says:

Do the Greeks combine savoury and fruit in this way? The ones I know are fond of citing this as one of the barbaric eating habits of the British and Americans. At a Christmas lunch in Kalamata cooked by an American friend some sneering little twerp remarked that putting cranberry sauce on the turkey was ‘σαν να βάζεις Μερέντα στο σουβλάκι’. Of course it is nothing like putting Merenda on a souvlaki, but he scorned to give the cranberry sauce a try. I didn’t think to point out at the time that there are sausages from the Mani that are flavoured with orange, the only fruit/savoury combination I ever came across.

says:

Steve, I’ve encountered those Greeks as well but there are many examples of savory with fruit in Greek cuisine: cod with raisins (Messinia), grouper with prunes (Agio Oros), Pork with fruit (too many examples), turkey stuffing with raisins & currents, watermelon and Feta, Halloumi with Melon. I’m sure there are more but now we too can chuckle.

says:

I’m ready for salads too! And since I tasted Kalamata olives I know I would love yours :D. As Peter says it’s a strong flavours combo… but the world is for the daring ones… isn’t it?
Have a nice day chico :D

says:

What a wonderful way to show off blood oranges! And I am amazed by the beautiful gold colour of your potatoes. We don’t get spuds like them in England!

says:

This salad looks so pretty and scrumptious too. while not quite as gold, a creamy yellow agria potato would work well here. I;m imagining fresh flavours with comforting potatoes. Many thanks, Peter.

says:

i can say with complete honesty that i’ve never eaten potatoes and citrus together. i haven’t even considered the possibility! GORGEOUS dish, peter–this is something i’m eager to taste-test. :)

says:

Here I am salivating looking at this and I am still in bed! I need to get up!
Oh and you beat me to it: I was going to buy potatoes and make a dish with them, not this, something else! I need to ask you further clarification about kataifi and stuff.

says:

Pout!! You had to use blood oranges :( I still don’t know what they taste like! Looks amazing, though, and when I get to the States I’ll eat all the blood oranges I want ;)
I love a potato salad with a nice, tangy vinaigrette. My kind of recipe :)

says:

NOM NOM NOM Petah…. I just LOVE this! And maybe I see snailsin shells here, hiding, but as long as they hide, I’m game for a platter! Delish!

says:

I don’t know why Yukon Golds are becoming elusive here in the West. They seem to feel that yellow-fleshed potatoes are all created equal and I can attest to the fact that they are not. This is a lovely seasonal salad Peter. I can feel the sunlight of Greece on my face just looking at the photos.

says:

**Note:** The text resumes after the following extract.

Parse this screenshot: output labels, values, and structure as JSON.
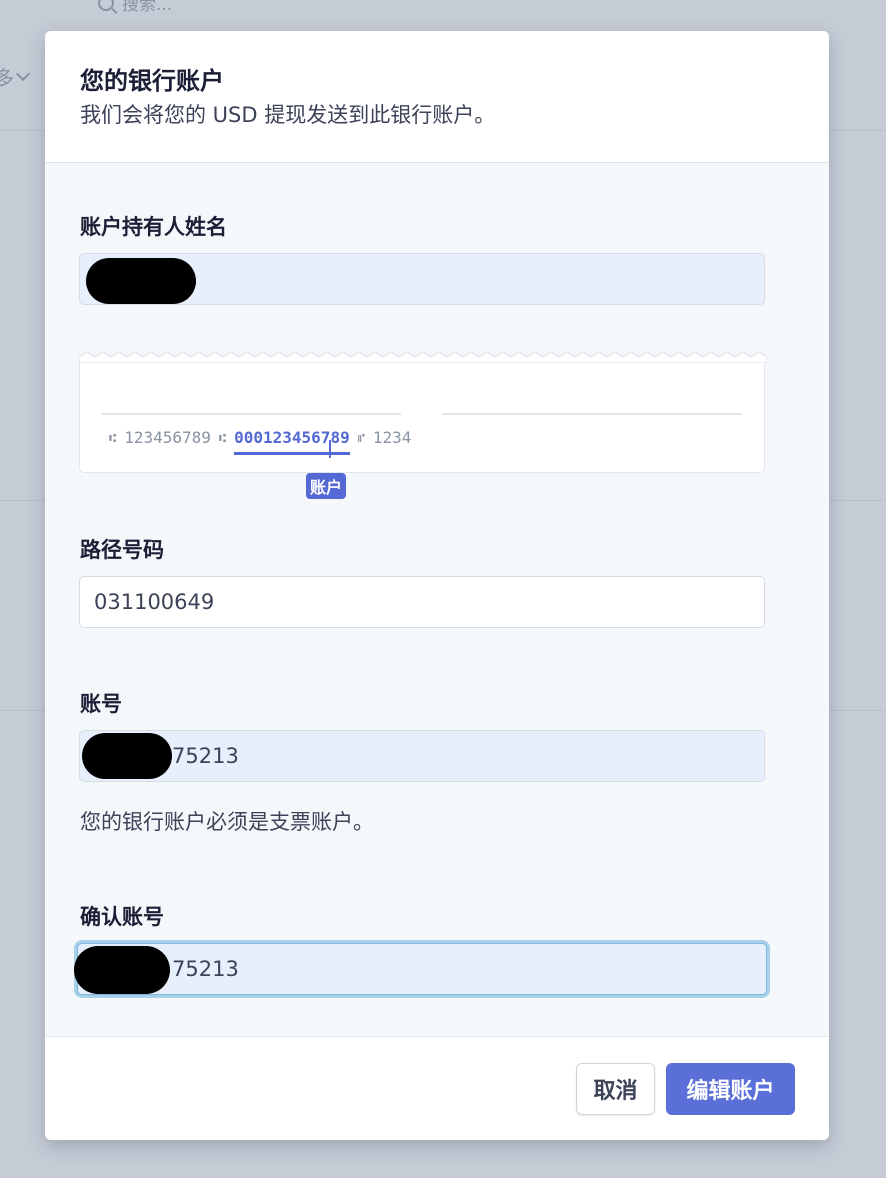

Hi Peter,
I really like this pairing though I would never have thought of it. I bet it was tasty! Strange but I have never seen blood oranges (or Meyer lemons) in any of the markets I go to. You would think FL had the appropriate climate. I wonder what’s up with that?

says:

I was standing in front of a stand of blood oranges at our local fruit and vegetable market last week contemplating buying the pricey fruit and … unfortunately, I didn’t. This salad is making me think I made a big mistake!

says:

I haven’t seen blood oranges for many years. The potato salad looks like a gret way to enjoy them, I wonder whether it would also work with conventional oranges. Laconia is full of those too!

says:

Now, who would have thought to pair blood oranges with potatoes?! This dish is so different, it just makes you want to dig in and try it! Very nice!

says:

This is a combination I’ve never seen before… I absolutely love blood oranges for their red berry edge, and I can see how they’d be good with potatoes, especially with olive oil to tie them together.

says:

I love the colors and textures of this salad. I do something similar, but now with oranges. I love the way you mix up your flavors. Ooh, and Kalamata olives are so my thing for salads and fish dishes with tomato sauce. Can’t wait for that invite!